Before initiating the surgical procedure, surgeons will provide you with some drugs or medicines to cure mild pain and some gastric symptoms in the abdomen. You will be given a general anesthesia that induces sleep so that you are unable to feel any pain during the operation. The surgical team will then proceed with the colectomy. Colon surgery is generally performed in two ways:
Traditional Colectomy- Traditional surgery requires a surgeon to make an incision of about 6 to 8 inches long in the abdominal wall to access the colon. The surgeon uses surgical tools to cut free the intestine from the surrounding tissue and cuts a part of the colon or the entire colon.
Laparoscopic Colectomy. Laparoscopic colectomy is also called Minimally Invasive Colectomy as this involves several small incisions in the abdomen. After that, the surgeon inflates your abdominal cavity with carbon dioxide gas through a tube, known as a cannula which helps them to navigate the laparoscope easily. They pass a tiny high-resolution camera through one incision into your abdominal cavity and special surgical tools through the other incisions. The surgeon views a video screen in the operating room as the tools are used to cut the colon from the surrounding tissue. The colon is then brought out through another small incision or port in the abdomen. This process allows the surgeon to operate on the colon outside of the body. Once the colon is repaired, the surgeon reinserts the colon through the incision.
Acceptance is the Key
Self- acceptance is the first step towards recovery. For instance, Sheetal Verma, 33 underwent a colectomy followed by a colostomy. She says that her major concern after the surgery was people criticizing or judging her by the way she looks. All her fear went away when she accepted the fact that this is going to help her live better. Hence, self-acceptance is vital for any surgery.
Diet is part of the discussion
You’ll probably receive only IV fluids for the first 2 to 3 days after a Colectomy. Gradually you’ll be shifted to a clear liquid diet. A liquid diet includes broth, fruit juices without the pulp, etc. Then slowly transit to solid food which is easy to digest such as toast and oatmeal.

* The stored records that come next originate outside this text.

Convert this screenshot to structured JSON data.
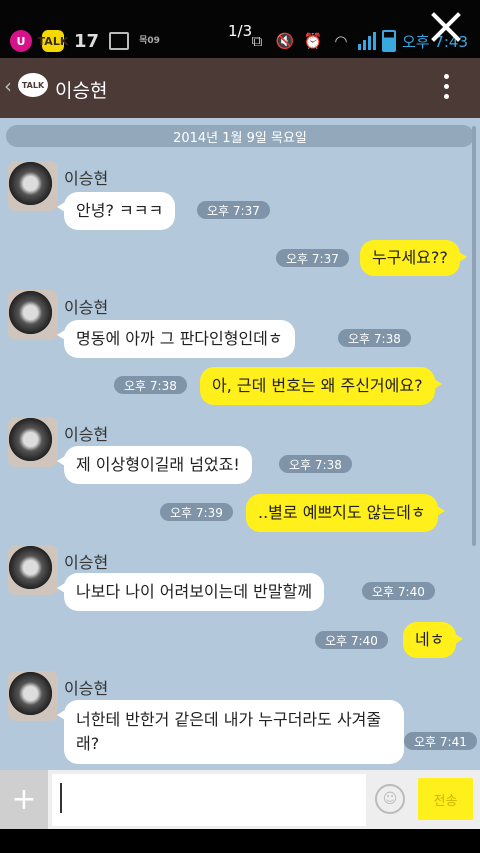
{
  "status_bar": {
    "counter": "1/3",
    "weather": "목09",
    "date_num": "17",
    "time": "오후 7:43"
  },
  "header": {
    "talk_label": "TALK",
    "title": "이승현"
  },
  "chat": {
    "date": "2014년 1월 9일 목요일",
    "sender_name": "이승현",
    "messages": [
      {
        "from": "other",
        "text": "안녕? ㅋㅋㅋ",
        "time": "오후 7:37"
      },
      {
        "from": "me",
        "text": "누구세요??",
        "time": "오후 7:37"
      },
      {
        "from": "other",
        "text": "명동에 아까 그 판다인형인데ㅎ",
        "time": "오후 7:38"
      },
      {
        "from": "me",
        "text": "아, 근데 번호는 왜 주신거에요?",
        "time": "오후 7:38"
      },
      {
        "from": "other",
        "text": "제 이상형이길래 넘었죠!",
        "time": "오후 7:38"
      },
      {
        "from": "me",
        "text": "..별로 예쁘지도 않는데ㅎ",
        "time": "오후 7:39"
      },
      {
        "from": "other",
        "text": "나보다 나이 어려보이는데 반말할께",
        "time": "오후 7:40"
      },
      {
        "from": "me",
        "text": "네ㅎ",
        "time": "오후 7:40"
      },
      {
        "from": "other",
        "text": "너한테 반한거 같은데 내가 누구더라도 사겨줄래?",
        "time": "오후 7:41"
      }
    ]
  },
  "input": {
    "plus_label": "+",
    "placeholder": "",
    "send_label": "전송"
  },
  "colors": {
    "chat_bg": "#b3c8da",
    "header_bg": "#4b3a35",
    "my_bubble": "#ffef1b",
    "other_bubble": "#ffffff"
  }
}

Foods to eat
Diarrhea, dehydration, and gas are very common after colectomy. You should eat the following to minimize these risks-
- Apple sauce
- Bananas, pears, peaches, and melons
- Boiled white rice
- Cooked beets, spinach
- White bread or toast
- Cream of rice or cream of wheat
- Low-sugar cereals
- Peanut butter
- Cooked fish
- Tender meat
Food to Avoid
Avoid foods that can increase the risk of infection should be avoided.
- Non pasteurized cheese
- Under-cooked meat or fish
- Raw vegetables
- Dried fruits
- Dairy products
- Beans, peas and lentils
- Baked sweets, cakes, pies, cookies
- Very spicy food
- Brown rice
Your life will continue to go smoothly even after a colostomy. You can still go swimming in that one-piece swimsuit of yours or hang out with your friends at the weekends. Doctors recommend to avoid sit-ups or lifting anything heavy for several weeks after the surgery.
In addition to eating the appropriate foods, drink plenty of water to help your body make the stools soft. Chew your food until it has a liquid texture before swallowing, especially meats or large foods. Recovery is of utmost importance after colon surgery. Be sure that all your questions are answered by your doctors about the surgery. Talk to us if you have any queries regarding a colectomy.
Also Read: Colon Hydrotherapy and its Benefits